Lee Daniels, the director of Monster’s Ball and Precious, is notorious for his controversial films, largely in part because he isn’t afraid to talk about race. Unfortunately, some early critics of his film The Butler call his desire to open a conversation about race in America "Oscar-bait". But just because a movie is full of big names and covers a painful subject, does that mean it's not an important story to tell? In this case, absolutely not — the history of the race relations in America through the eyes of an African-American man working in the White House is, frankly, enthralling.
The Butler follows the life of Cecil Gaines, a character loosely based on the late Eugene Allen, an African-American man who was a butler in the White House under eight different presidents from Eisenhower to Reagan. Forest Whitaker plays a soft-spoken Gaines, the son of sharecroppers who was raised in Georgia who made his way to Washington, DC where he worked in a high-class hotel and eventually gained the attention of a White House staffer.
Serving in the White House for three decades, Gaines becomes witness to both sides of the political turmoil of the Civil Rights movement, and though remains outwardly politically neutral, he struggles to come to terms with his son Louis's (David Oyelowo) radicalism. Louis joins the Freedom Riders and the Black Panthers which enrages his father and causes conflict with his wife Gloria, played by Oprah Winfrey. This tension between father and son is a driving force throughout the film.
Though The Butler doesn’t premiere until August 16, many early reviews seem to take issue with the film’s vastness. Tim Grierson at Screendaily said the film “plays less like a personal epic and more like a glossed-over highlight reel of African-Americans’ long, difficult march to equality.” Katey Rich at Cinema Blend dismisses Whitaker’s Gaines as an “interesting historical footnote ... but a deadly passive figure.” Most of the reviews focus on the distracting nature of the celebrities playing the presidents (James Marsden as John F. Kennedy, Alan Rickman as Reagan) and the success of Oprah’s performance. But aren't they really, really missing the point?
I don't think The Butler is a movie for critics, but rather one to showcase the complexity, pain and individualism of the protagonist's history. In a candid interview with Marlowe Stern at the The Daily Beast, director Lee Daniels opened up about the filmmaking process and how it related to his own relationship with his son:
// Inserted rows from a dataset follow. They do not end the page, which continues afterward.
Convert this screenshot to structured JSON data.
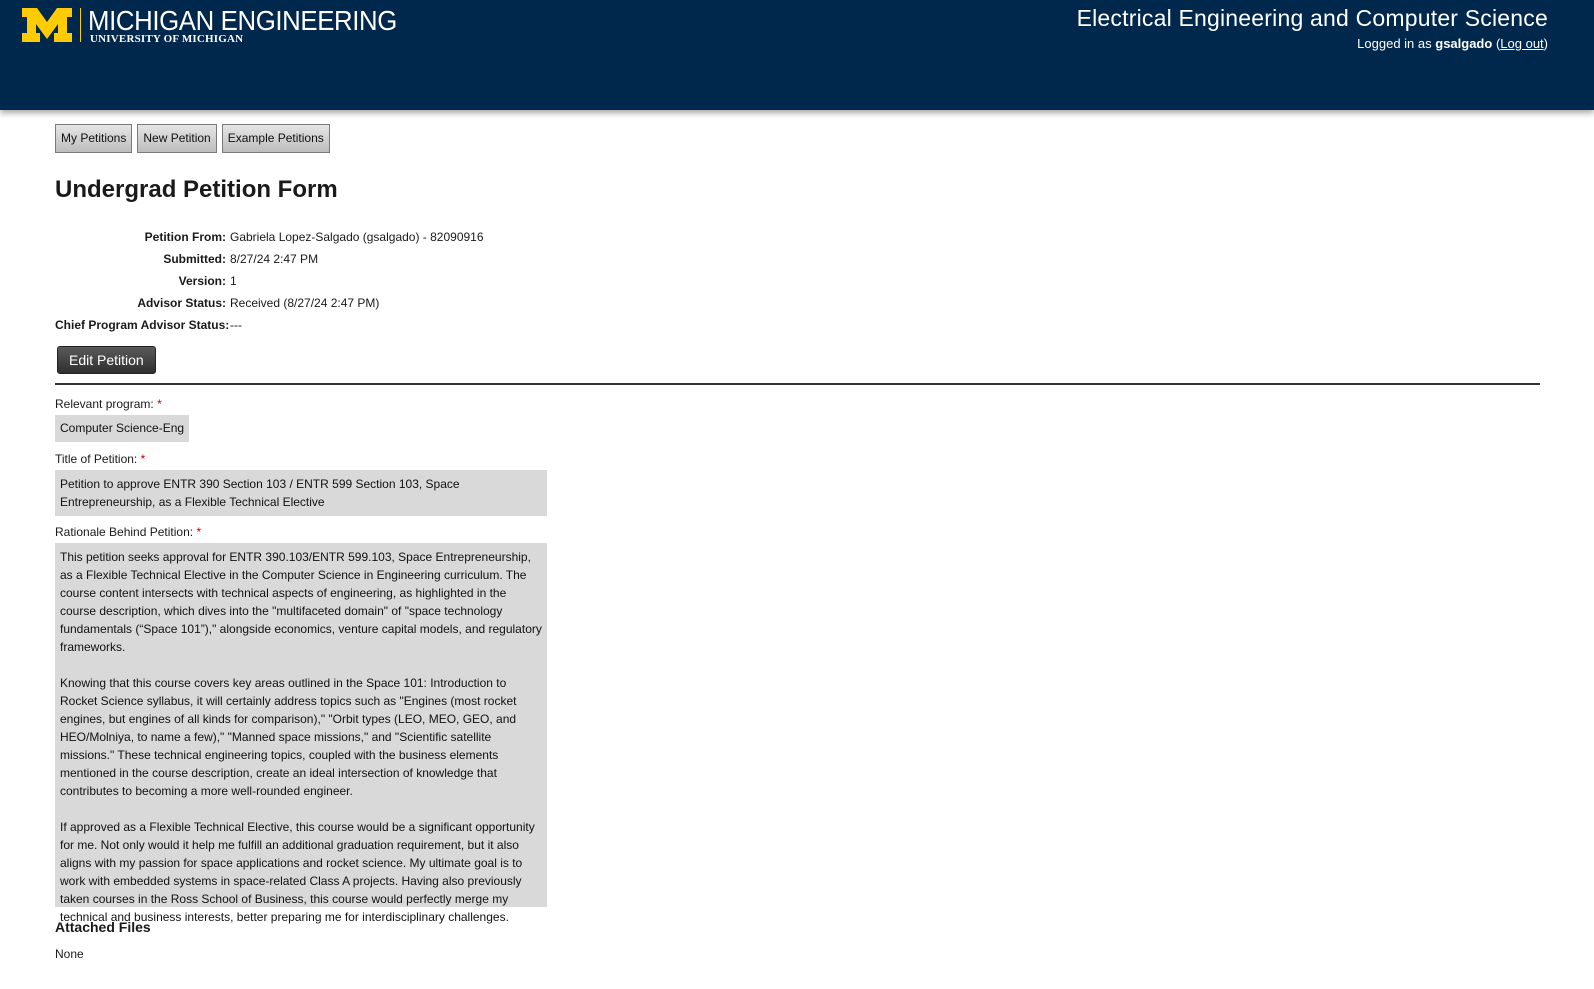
{
  "header": {
    "logo_main": "MICHIGAN ENGINEERING",
    "logo_sub": "UNIVERSITY OF MICHIGAN",
    "dept_title": "Electrical Engineering and Computer Science",
    "logged_in_prefix": "Logged in as",
    "username": "gsalgado",
    "logout_label": "Log out",
    "brand_blue": "#00274c",
    "brand_maize": "#ffcb05"
  },
  "tabs": [
    {
      "label": "My Petitions"
    },
    {
      "label": "New Petition"
    },
    {
      "label": "Example Petitions"
    }
  ],
  "page_title": "Undergrad Petition Form",
  "meta": [
    {
      "label": "Petition From:",
      "value": "Gabriela Lopez-Salgado (gsalgado) - 82090916"
    },
    {
      "label": "Submitted:",
      "value": "8/27/24 2:47 PM"
    },
    {
      "label": "Version:",
      "value": "1"
    },
    {
      "label": "Advisor Status:",
      "value": "Received (8/27/24 2:47 PM)"
    },
    {
      "label": "Chief Program Advisor Status:",
      "value": "---"
    }
  ],
  "edit_label": "Edit Petition",
  "fields": {
    "program": {
      "label": "Relevant program:",
      "required": "*",
      "value": "Computer Science-Eng"
    },
    "title": {
      "label": "Title of Petition:",
      "required": "*",
      "value": "Petition to approve ENTR 390 Section 103 / ENTR 599 Section 103, Space Entrepreneurship, as a Flexible Technical Elective"
    },
    "rationale": {
      "label": "Rationale Behind Petition:",
      "required": "*",
      "paragraphs": [
        "This petition seeks approval for ENTR 390.103/ENTR 599.103, Space Entrepreneurship, as a Flexible Technical Elective in the Computer Science in Engineering curriculum. The course content intersects with technical aspects of engineering, as highlighted in the course description, which dives into the \"multifaceted domain\" of \"space technology fundamentals (“Space 101”),\" alongside economics, venture capital models, and regulatory frameworks.",
        "Knowing that this course covers key areas outlined in the Space 101: Introduction to Rocket Science syllabus, it will certainly address topics such as \"Engines (most rocket engines, but engines of all kinds for comparison),\" \"Orbit types (LEO, MEO, GEO, and HEO/Molniya, to name a few),\" \"Manned space missions,\" and \"Scientific satellite missions.\" These technical engineering topics, coupled with the business elements mentioned in the course description, create an ideal intersection of knowledge that contributes to becoming a more well-rounded engineer.",
        "If approved as a Flexible Technical Elective, this course would be a significant opportunity for me. Not only would it help me fulfill an additional graduation requirement, but it also aligns with my passion for space applications and rocket science. My ultimate goal is to work with embedded systems in space-related Class A projects. Having also previously taken courses in the Ross School of Business, this course would perfectly merge my technical and business interests, better preparing me for interdisciplinary challenges."
      ]
    }
  },
  "attached": {
    "title": "Attached Files",
    "value": "None"
  }
}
With my son, I hope I’m doing great strides for black cinema, but for my son, it’s not enough. He says, “I want someone my age—who looks like me—to be Superman, or be Spider-Man." Will Smith and Denzel Washington are actors of my generation, but my son wants to see a 20-something playing a superhero. So, he can’t figure out why I’m settling for this, and it’s incomprehensible for him to understand that we’ve come a very long way. It’s the same difference as what we’re dealing with when it comes to Cecil and Louis. It’s generational.
Obviously, speaking about and from a black experience is not something white critics can identify with. Many have called The Butler over-sentimentalized, which is downright condescending. But Daniels seems to have steeled himself against the negativity. In the interview with Marlow Stern, he is optimistic that African-American stories are being told at all. But the fact that The Butler has a black director is important, no matter how humble Daniels is about his role. Daniels mentions to Stern that he hated Django Unchained, a film that was a “black” story told by white director, Quentin Tarantino, and was lauded by critics.
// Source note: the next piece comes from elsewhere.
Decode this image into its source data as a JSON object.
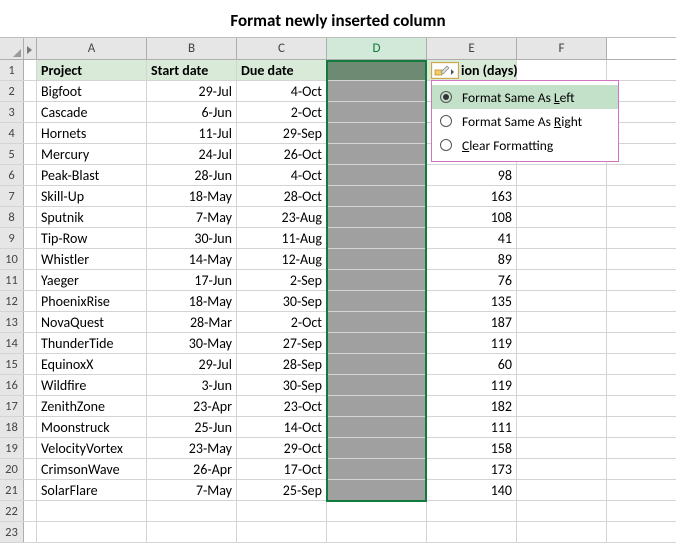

But why does Hollywood value stories of black experience told from a white point of view more than those from people who have actually had the black experience? It’s a timely question, especially in the wake of the trial of George Zimmerman, who was acquitted of the murder of Trayvon Martin. Early reviewers of The Butler are suffering a classic case of Totally Missing the Point. Regardless if The Butler is good or bad, it's important that the film was made by a black director. Daniels is telling a story from a point of authenticity, and no critic can take that away from him.
[Image: The Weinstein Company]